## [Work instructions]
Extract each line from the entries below that has the string "this" in it.

▼

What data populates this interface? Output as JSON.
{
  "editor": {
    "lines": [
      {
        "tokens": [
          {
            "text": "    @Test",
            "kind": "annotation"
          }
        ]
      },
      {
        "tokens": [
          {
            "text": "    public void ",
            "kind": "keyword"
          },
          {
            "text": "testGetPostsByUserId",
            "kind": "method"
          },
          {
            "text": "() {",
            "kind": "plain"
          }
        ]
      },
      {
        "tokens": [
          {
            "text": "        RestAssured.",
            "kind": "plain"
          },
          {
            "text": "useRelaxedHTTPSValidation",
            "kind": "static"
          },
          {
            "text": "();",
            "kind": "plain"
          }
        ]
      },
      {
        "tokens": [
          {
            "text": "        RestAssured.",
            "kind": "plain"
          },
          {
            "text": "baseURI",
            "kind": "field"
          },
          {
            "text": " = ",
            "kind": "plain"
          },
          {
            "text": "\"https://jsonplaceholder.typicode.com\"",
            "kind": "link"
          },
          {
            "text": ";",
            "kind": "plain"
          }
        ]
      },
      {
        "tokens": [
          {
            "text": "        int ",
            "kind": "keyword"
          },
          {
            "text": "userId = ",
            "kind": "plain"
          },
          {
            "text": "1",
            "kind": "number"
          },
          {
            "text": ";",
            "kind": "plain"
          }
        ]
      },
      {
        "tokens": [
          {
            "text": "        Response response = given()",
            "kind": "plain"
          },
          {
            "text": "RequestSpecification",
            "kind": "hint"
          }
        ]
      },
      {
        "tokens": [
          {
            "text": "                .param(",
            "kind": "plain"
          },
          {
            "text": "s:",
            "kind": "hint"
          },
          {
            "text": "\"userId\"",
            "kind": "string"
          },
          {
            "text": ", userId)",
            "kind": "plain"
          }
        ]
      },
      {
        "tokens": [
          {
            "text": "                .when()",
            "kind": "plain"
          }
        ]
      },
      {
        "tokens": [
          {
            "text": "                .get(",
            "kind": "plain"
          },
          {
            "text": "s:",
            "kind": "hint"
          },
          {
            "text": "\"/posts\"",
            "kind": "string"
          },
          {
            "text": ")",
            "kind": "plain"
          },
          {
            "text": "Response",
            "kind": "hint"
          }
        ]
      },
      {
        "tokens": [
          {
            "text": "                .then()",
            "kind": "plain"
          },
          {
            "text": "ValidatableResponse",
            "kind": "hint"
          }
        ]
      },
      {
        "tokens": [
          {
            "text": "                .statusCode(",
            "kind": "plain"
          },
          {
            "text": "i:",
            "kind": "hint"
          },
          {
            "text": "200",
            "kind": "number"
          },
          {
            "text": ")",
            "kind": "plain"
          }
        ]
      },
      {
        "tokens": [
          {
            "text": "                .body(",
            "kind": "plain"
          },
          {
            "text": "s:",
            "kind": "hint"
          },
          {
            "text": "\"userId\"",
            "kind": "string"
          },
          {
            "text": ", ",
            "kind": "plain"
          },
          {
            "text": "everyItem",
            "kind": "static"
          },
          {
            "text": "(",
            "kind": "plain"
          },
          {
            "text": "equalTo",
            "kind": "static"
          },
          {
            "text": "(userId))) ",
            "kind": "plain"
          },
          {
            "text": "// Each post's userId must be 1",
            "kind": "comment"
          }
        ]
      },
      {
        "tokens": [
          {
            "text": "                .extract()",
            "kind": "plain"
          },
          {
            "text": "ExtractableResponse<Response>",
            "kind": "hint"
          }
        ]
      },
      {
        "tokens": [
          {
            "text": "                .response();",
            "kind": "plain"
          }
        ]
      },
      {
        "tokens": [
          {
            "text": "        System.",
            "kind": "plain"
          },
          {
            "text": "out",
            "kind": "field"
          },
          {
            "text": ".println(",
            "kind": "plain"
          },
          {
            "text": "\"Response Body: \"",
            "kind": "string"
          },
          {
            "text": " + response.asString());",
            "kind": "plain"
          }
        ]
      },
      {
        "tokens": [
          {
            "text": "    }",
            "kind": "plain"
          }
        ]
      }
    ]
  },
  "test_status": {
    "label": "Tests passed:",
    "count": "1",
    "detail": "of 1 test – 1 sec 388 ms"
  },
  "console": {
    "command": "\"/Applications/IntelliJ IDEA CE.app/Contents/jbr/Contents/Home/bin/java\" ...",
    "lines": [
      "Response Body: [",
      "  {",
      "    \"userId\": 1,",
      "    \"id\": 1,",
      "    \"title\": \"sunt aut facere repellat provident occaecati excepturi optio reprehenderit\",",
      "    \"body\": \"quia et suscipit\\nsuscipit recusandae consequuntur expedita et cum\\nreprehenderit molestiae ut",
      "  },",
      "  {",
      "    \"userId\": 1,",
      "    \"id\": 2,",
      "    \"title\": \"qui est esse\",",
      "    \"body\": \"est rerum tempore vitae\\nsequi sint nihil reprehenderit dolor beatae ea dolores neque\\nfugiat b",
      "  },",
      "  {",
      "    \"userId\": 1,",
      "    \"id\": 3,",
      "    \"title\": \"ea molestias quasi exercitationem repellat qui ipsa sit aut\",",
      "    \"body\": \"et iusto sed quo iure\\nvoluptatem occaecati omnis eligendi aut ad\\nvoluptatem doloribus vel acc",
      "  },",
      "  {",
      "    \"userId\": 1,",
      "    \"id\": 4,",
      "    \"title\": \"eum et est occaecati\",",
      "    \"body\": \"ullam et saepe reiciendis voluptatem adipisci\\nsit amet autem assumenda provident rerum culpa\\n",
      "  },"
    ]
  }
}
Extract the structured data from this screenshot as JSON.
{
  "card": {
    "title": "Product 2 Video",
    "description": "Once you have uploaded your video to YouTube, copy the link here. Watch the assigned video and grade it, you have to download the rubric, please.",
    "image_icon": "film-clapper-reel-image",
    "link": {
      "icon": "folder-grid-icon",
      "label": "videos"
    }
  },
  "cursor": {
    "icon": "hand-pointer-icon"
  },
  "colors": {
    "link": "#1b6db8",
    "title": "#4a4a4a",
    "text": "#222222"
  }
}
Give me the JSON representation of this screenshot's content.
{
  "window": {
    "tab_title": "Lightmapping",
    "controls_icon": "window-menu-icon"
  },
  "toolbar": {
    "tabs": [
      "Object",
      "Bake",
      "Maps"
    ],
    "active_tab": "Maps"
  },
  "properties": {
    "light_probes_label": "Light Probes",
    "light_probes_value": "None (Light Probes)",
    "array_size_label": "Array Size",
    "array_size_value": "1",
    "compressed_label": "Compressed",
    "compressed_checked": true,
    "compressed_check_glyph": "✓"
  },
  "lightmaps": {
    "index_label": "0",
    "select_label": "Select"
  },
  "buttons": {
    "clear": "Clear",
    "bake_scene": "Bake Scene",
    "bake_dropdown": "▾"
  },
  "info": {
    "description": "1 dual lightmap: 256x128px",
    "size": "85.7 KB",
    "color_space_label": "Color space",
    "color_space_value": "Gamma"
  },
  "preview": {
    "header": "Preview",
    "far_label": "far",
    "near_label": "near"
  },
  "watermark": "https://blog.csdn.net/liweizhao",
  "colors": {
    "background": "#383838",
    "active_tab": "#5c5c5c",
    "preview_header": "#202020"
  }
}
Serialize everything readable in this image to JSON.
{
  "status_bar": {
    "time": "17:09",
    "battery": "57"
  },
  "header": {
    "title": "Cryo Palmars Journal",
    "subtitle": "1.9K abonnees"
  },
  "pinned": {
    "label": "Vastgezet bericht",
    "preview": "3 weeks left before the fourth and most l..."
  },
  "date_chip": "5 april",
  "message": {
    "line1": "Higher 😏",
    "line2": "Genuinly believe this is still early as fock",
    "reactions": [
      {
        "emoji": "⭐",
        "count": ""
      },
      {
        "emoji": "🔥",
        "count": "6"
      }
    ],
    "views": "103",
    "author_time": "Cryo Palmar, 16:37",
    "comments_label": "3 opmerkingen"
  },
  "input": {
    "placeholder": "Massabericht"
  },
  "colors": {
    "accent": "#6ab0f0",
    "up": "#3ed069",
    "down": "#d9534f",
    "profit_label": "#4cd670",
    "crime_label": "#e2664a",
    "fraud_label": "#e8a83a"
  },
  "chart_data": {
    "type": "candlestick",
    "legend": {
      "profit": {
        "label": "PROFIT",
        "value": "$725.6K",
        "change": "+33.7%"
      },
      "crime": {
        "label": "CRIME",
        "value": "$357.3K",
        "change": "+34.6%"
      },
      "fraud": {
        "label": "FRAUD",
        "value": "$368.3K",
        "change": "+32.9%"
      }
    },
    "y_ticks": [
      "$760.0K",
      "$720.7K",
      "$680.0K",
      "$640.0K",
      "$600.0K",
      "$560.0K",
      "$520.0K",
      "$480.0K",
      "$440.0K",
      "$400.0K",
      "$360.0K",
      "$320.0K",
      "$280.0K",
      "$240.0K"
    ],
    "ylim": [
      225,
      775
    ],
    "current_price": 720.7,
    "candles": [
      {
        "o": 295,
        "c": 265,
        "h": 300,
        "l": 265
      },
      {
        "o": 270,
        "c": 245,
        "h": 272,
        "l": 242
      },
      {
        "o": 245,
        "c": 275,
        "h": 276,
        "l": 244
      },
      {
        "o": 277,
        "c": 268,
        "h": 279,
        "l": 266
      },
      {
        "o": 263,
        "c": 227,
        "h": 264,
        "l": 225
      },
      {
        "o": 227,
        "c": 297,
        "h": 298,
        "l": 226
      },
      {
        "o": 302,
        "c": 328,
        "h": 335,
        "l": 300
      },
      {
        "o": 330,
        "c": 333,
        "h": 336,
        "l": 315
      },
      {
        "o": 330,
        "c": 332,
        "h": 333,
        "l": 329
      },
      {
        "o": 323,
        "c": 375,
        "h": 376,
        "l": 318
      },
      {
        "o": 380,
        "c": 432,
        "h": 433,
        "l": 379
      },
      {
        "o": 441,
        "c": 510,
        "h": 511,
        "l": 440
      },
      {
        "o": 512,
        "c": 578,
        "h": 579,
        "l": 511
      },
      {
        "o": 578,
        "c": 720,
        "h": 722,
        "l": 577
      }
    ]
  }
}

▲

## [Exercise response]
What data populates this interface? Output as JSON.
Extract the structured data from this screenshot as JSON.
Give me the JSON representation of this screenshot's content.
Serialize everything readable in this image to JSON.
    "line2": "Genuinly believe this is still early as fock",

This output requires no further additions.